The government is to sponsor a study into how high-frequency financial trading and the use of algorthmic trading systems are affecting the UK’s economy.
The Future of Computer Trading in Financial Markets project will be led by Westminster’s chief scientific advisor Sir John Beddington. It will attempt to understand the precise risks automated trading poses to the integrity, stability and competitiveness of financial markets.
Beddington’s investigation will also look into how the technology might advance over the coming decade.
"It’s essential to develop a better understanding of how computer trading in financial markets might evolve," said Beddington, "in order to help protect the UK and other economies against technology-led economic instabilities."
The automation of high-value stock trading has faced intensified scrutiny following this year’s ‘Flash Crash’. On 6 May, global financial markets suddenly lost $1 trillion in value, before quickly recovering it again within a few hours. The incident was caused by a single automated trade, the selling of $4.1 billion in stock index futures. At less than 20 minutes, the unusually quick time for the sale caused other stocks to fall, triggering a chain reaction of other automated sell-offs.

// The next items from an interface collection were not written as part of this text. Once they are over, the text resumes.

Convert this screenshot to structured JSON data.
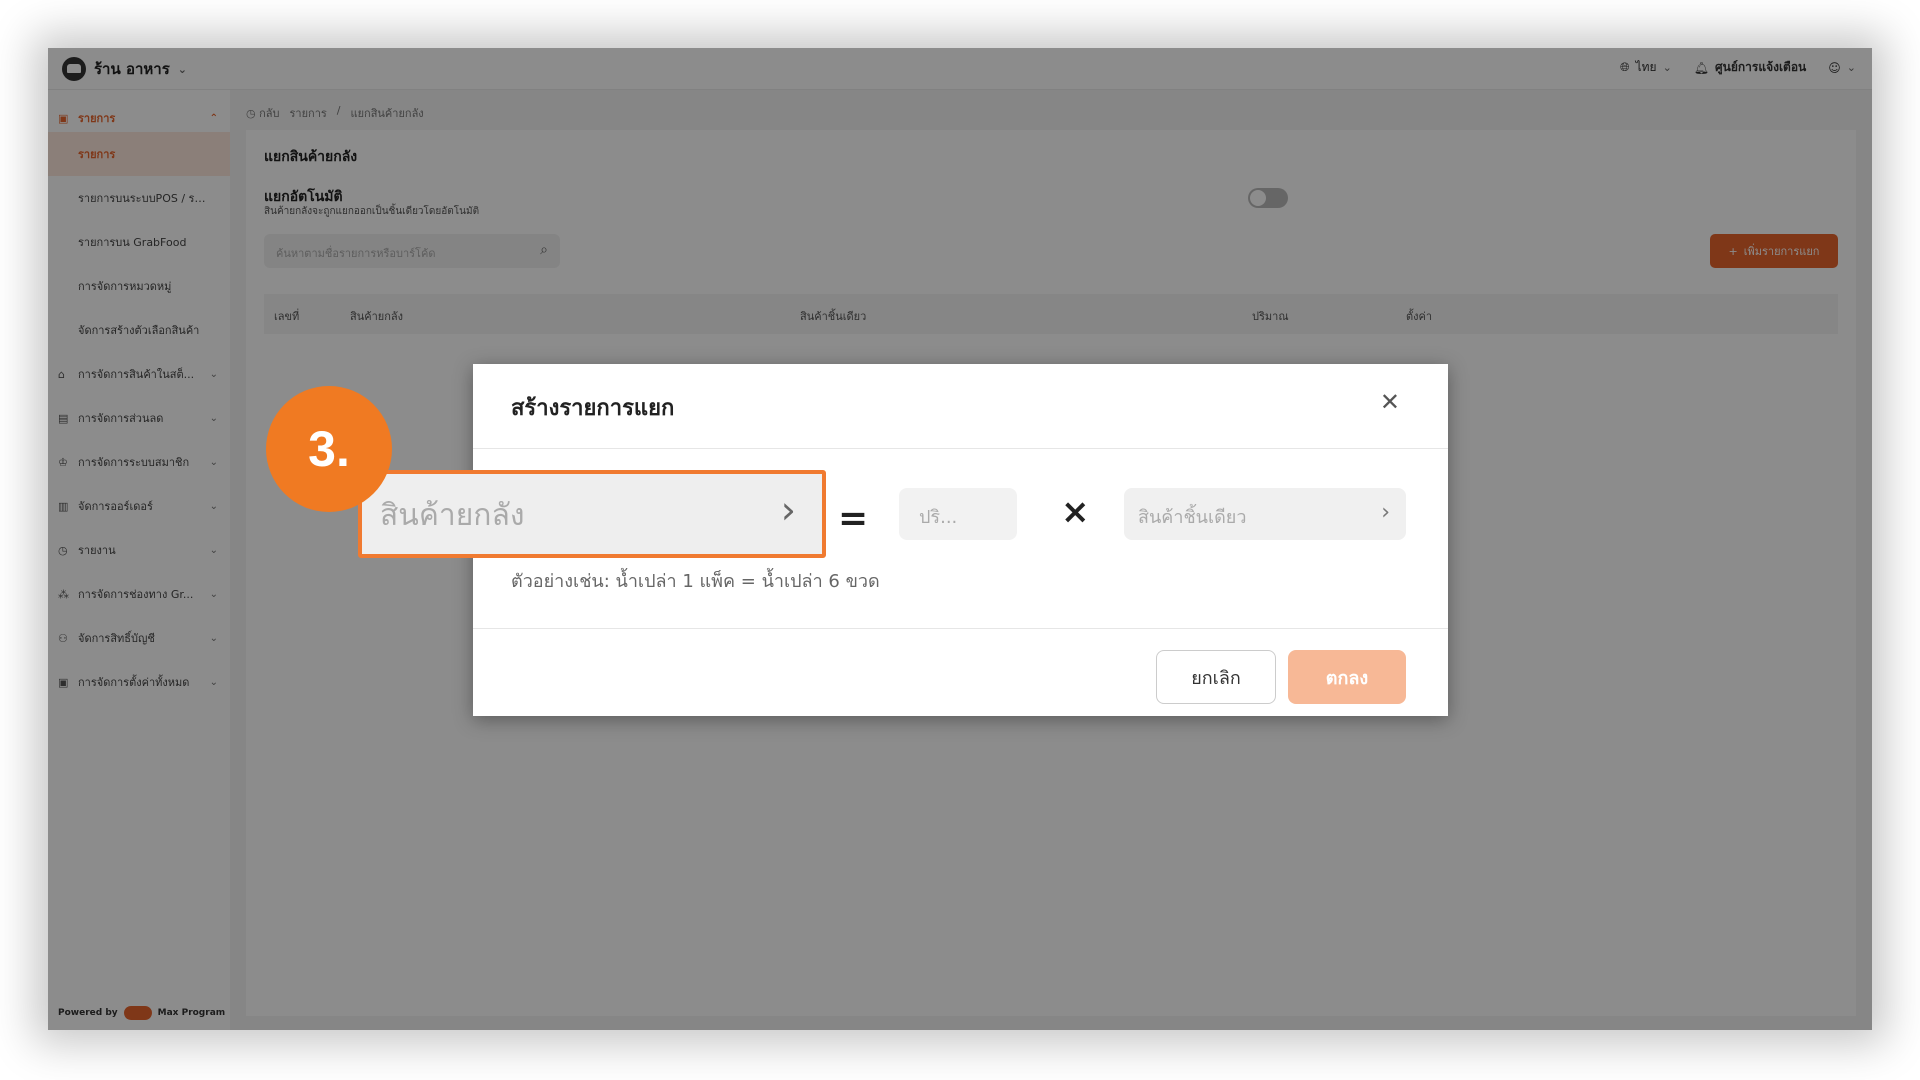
{
  "topbar": {
    "store_name": "ร้าน อาหาร",
    "language": "ไทย",
    "notifications": "ศูนย์การแจ้งเตือน"
  },
  "sidebar": {
    "section": "รายการ",
    "items": [
      {
        "label": "รายการ"
      },
      {
        "label": "รายการบนระบบPOS / ระ..."
      },
      {
        "label": "รายการบน GrabFood"
      },
      {
        "label": "การจัดการหมวดหมู่"
      },
      {
        "label": "จัดการสร้างตัวเลือกสินค้า"
      }
    ],
    "groups": [
      {
        "label": "การจัดการสินค้าในสต็..."
      },
      {
        "label": "การจัดการส่วนลด"
      },
      {
        "label": "การจัดการระบบสมาชิก"
      },
      {
        "label": "จัดการออร์เดอร์"
      },
      {
        "label": "รายงาน"
      },
      {
        "label": "การจัดการช่องทาง Gr..."
      },
      {
        "label": "จัดการสิทธิ์บัญชี"
      },
      {
        "label": "การจัดการตั้งค่าทั้งหมด"
      }
    ],
    "powered_by": "Powered by",
    "brand": "Max Program"
  },
  "breadcrumb": {
    "back": "กลับ",
    "path1": "รายการ",
    "sep": "/",
    "path2": "แยกสินค้ายกลัง"
  },
  "page": {
    "title": "แยกสินค้ายกลัง",
    "auto_title": "แยกอัตโนมัติ",
    "auto_desc": "สินค้ายกลังจะถูกแยกออกเป็นชิ้นเดียวโดยอัตโนมัติ",
    "search_placeholder": "ค้นหาตามชื่อรายการหรือบาร์โค้ด",
    "add_button": "เพิ่มรายการแยก",
    "columns": [
      "เลขที่",
      "สินค้ายกลัง",
      "สินค้าชิ้นเดียว",
      "ปริมาณ",
      "ตั้งค่า"
    ]
  },
  "modal": {
    "title": "สร้างรายการแยก",
    "bulk_placeholder": "สินค้ายกลัง",
    "equals": "=",
    "qty_placeholder": "ปริ...",
    "times": "×",
    "single_placeholder": "สินค้าชิ้นเดียว",
    "example": "ตัวอย่างเช่น: น้ำเปล่า 1 แพ็ค = น้ำเปล่า 6 ขวด",
    "cancel": "ยกเลิก",
    "ok": "ตกลง"
  },
  "step_badge": "3.",
  "colors": {
    "accent": "#e8642c",
    "badge": "#f07a22",
    "ok_disabled": "#f7b896"
  }
}
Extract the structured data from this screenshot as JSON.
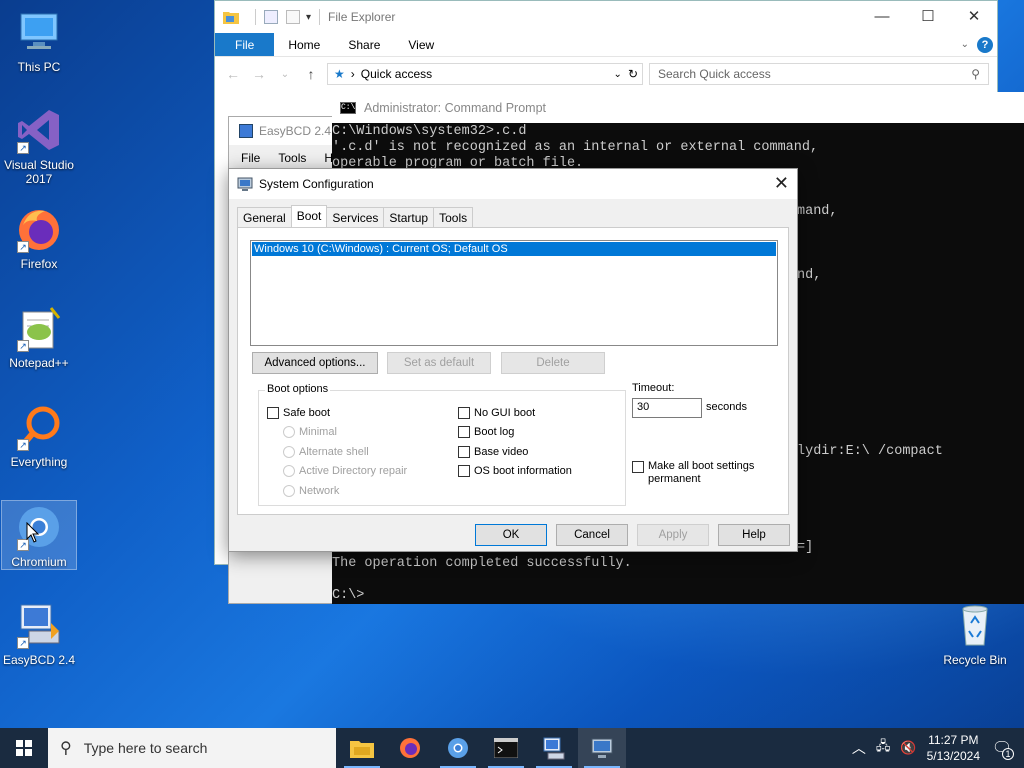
{
  "desktop": {
    "icons": [
      {
        "label": "This PC"
      },
      {
        "label": "Visual Studio 2017"
      },
      {
        "label": "Firefox"
      },
      {
        "label": "Notepad++"
      },
      {
        "label": "Everything"
      },
      {
        "label": "Chromium"
      },
      {
        "label": "EasyBCD 2.4"
      },
      {
        "label": "Recycle Bin"
      }
    ]
  },
  "explorer": {
    "title": "File Explorer",
    "tabs": [
      "File",
      "Home",
      "Share",
      "View"
    ],
    "address": "Quick access",
    "search_placeholder": "Search Quick access"
  },
  "easybcd": {
    "title": "EasyBCD 2.4",
    "menu": [
      "File",
      "Tools",
      "H"
    ]
  },
  "cmd": {
    "title": "Administrator: Command Prompt",
    "lines": [
      "C:\\Windows\\system32>.c.d",
      "'.c.d' is not recognized as an internal or external command,",
      "operable program or batch file.",
      "mand,",
      "nd,",
      "lydir:E:\\ /compact",
      "=]",
      "The operation completed successfully.",
      "C:\\>"
    ]
  },
  "msconfig": {
    "title": "System Configuration",
    "tabs": [
      "General",
      "Boot",
      "Services",
      "Startup",
      "Tools"
    ],
    "os_entry": "Windows 10 (C:\\Windows) : Current OS; Default OS",
    "buttons": {
      "advanced": "Advanced options...",
      "set_default": "Set as default",
      "delete": "Delete",
      "ok": "OK",
      "cancel": "Cancel",
      "apply": "Apply",
      "help": "Help"
    },
    "boot_options_label": "Boot options",
    "safe_boot": "Safe boot",
    "radios": [
      "Minimal",
      "Alternate shell",
      "Active Directory repair",
      "Network"
    ],
    "checks": [
      "No GUI boot",
      "Boot log",
      "Base video",
      "OS boot information"
    ],
    "timeout_label": "Timeout:",
    "timeout_value": "30",
    "seconds_label": "seconds",
    "make_permanent": "Make all boot settings permanent"
  },
  "taskbar": {
    "search_placeholder": "Type here to search",
    "time": "11:27 PM",
    "date": "5/13/2024",
    "notification_count": "1"
  }
}
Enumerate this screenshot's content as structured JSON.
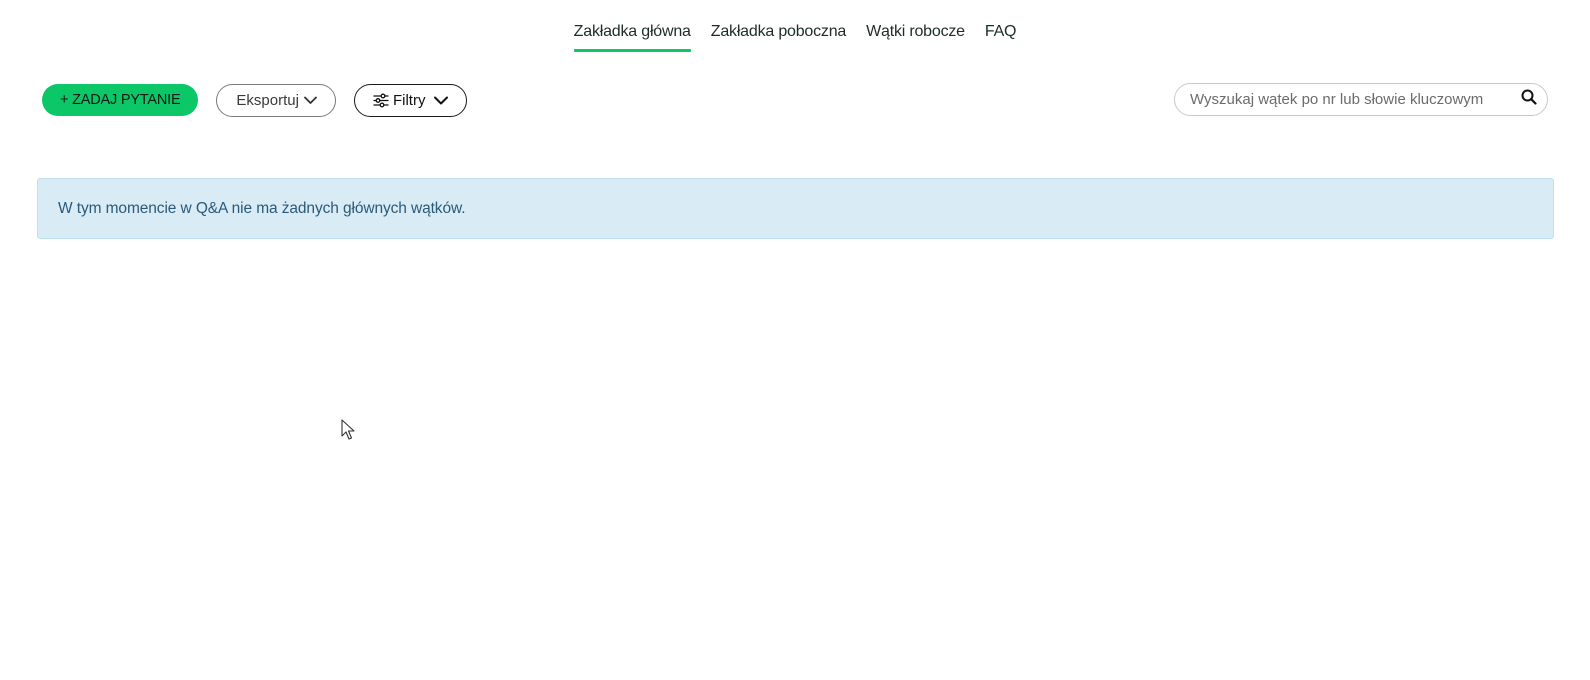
{
  "tabs": [
    {
      "label": "Zakładka główna",
      "active": true
    },
    {
      "label": "Zakładka poboczna",
      "active": false
    },
    {
      "label": "Wątki robocze",
      "active": false
    },
    {
      "label": "FAQ",
      "active": false
    }
  ],
  "toolbar": {
    "ask_label": "+ ZADAJ PYTANIE",
    "export_label": "Eksportuj",
    "filters_label": "Filtry"
  },
  "search": {
    "placeholder": "Wyszukaj wątek po nr lub słowie kluczowym",
    "value": ""
  },
  "alert": {
    "message": "W tym momencie w Q&A nie ma żadnych głównych wątków."
  },
  "colors": {
    "accent": "#0bc768",
    "alert_bg": "#d9ecf5",
    "alert_text": "#2a5a78"
  },
  "icons": {
    "export_chevron": "chevron-down-icon",
    "filters": "sliders-icon",
    "filters_chevron": "chevron-down-icon",
    "search": "search-icon",
    "cursor": "mouse-cursor-icon"
  }
}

Shortly afterwards, Gary Gensler, chairman of the US Commodity Futures Trading Commission, called for tighter regulation of high-frequency trading. "You can’t stop technology but I think we have to update our regulations,” he said in May. "A lot of the algorithms, are really just rote, even dumb. They just do what they have been programmed to do, repeatedly."